> Your task:
What lines below contain the string "Windows"? List them all.

> Supplied information:
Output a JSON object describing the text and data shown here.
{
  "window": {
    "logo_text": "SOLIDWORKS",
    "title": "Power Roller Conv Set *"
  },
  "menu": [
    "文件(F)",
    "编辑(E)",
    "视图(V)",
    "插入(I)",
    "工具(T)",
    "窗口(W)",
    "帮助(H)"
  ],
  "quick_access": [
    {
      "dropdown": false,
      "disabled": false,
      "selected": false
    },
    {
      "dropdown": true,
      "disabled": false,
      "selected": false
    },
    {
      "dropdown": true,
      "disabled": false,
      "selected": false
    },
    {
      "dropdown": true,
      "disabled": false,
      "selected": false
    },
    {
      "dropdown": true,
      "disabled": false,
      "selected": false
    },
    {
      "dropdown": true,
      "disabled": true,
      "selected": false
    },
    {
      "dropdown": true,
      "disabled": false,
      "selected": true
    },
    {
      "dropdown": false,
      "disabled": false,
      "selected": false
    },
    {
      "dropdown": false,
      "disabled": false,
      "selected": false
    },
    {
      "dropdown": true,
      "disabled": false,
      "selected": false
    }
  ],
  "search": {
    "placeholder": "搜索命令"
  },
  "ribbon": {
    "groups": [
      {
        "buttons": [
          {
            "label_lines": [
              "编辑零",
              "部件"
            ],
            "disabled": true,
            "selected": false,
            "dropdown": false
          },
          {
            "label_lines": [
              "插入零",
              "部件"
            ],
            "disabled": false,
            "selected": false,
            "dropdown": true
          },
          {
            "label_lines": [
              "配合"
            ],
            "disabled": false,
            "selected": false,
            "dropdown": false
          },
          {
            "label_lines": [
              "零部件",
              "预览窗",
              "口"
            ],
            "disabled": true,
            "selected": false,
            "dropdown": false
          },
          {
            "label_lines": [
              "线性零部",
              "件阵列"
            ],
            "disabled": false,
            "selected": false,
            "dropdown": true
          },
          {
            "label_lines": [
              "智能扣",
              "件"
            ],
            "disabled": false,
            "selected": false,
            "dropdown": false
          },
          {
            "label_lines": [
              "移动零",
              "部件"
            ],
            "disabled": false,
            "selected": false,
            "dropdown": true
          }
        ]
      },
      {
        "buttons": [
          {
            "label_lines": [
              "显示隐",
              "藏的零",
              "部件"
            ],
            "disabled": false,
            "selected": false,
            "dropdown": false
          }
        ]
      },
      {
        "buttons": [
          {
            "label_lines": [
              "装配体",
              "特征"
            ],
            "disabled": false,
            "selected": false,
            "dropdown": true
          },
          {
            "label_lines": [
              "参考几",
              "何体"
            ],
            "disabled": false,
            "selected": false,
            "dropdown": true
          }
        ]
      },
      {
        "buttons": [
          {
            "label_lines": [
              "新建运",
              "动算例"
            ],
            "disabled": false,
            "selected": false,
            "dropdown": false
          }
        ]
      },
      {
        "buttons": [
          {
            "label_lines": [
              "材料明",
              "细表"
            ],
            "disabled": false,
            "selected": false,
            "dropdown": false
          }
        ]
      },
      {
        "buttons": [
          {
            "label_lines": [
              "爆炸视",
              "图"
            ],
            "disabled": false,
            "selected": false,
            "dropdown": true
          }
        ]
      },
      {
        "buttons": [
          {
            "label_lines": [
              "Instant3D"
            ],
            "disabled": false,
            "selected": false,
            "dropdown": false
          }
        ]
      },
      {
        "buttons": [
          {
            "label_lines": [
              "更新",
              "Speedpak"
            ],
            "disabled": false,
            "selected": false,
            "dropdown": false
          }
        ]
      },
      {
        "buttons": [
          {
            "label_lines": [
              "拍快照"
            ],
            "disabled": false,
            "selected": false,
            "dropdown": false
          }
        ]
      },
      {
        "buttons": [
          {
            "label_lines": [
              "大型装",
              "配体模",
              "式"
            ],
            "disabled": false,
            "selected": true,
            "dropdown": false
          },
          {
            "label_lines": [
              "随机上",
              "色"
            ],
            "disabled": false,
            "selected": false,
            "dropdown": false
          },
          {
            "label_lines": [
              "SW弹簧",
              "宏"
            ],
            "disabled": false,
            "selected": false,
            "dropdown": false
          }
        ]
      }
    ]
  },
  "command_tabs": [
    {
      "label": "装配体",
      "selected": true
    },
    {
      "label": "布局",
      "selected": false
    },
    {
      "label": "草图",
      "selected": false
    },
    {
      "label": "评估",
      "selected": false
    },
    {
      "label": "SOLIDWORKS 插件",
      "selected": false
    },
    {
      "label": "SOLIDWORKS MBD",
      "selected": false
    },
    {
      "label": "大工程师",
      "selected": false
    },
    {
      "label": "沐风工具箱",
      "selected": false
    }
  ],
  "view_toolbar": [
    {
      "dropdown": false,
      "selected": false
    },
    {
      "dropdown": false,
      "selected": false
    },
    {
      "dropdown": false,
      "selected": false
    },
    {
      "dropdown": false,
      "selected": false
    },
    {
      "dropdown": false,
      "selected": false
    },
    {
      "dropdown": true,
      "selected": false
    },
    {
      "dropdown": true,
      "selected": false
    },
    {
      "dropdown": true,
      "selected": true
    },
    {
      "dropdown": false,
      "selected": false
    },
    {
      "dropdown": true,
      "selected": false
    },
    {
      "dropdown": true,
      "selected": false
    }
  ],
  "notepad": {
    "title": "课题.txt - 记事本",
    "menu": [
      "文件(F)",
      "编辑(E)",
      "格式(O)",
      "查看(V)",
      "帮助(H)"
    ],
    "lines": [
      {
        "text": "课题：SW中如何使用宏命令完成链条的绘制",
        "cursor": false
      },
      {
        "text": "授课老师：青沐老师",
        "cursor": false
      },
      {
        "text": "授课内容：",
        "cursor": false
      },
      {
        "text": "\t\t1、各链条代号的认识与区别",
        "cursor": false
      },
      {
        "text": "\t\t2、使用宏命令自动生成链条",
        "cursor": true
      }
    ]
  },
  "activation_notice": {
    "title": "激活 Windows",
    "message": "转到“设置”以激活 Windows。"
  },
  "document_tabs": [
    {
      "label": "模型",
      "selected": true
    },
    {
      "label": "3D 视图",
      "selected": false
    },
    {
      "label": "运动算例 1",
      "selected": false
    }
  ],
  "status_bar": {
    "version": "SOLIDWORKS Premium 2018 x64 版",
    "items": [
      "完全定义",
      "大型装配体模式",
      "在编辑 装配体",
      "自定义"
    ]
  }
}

> Exercise solution:
    "title": "激活 Windows",
    "message": "转到“设置”以激活 Windows。"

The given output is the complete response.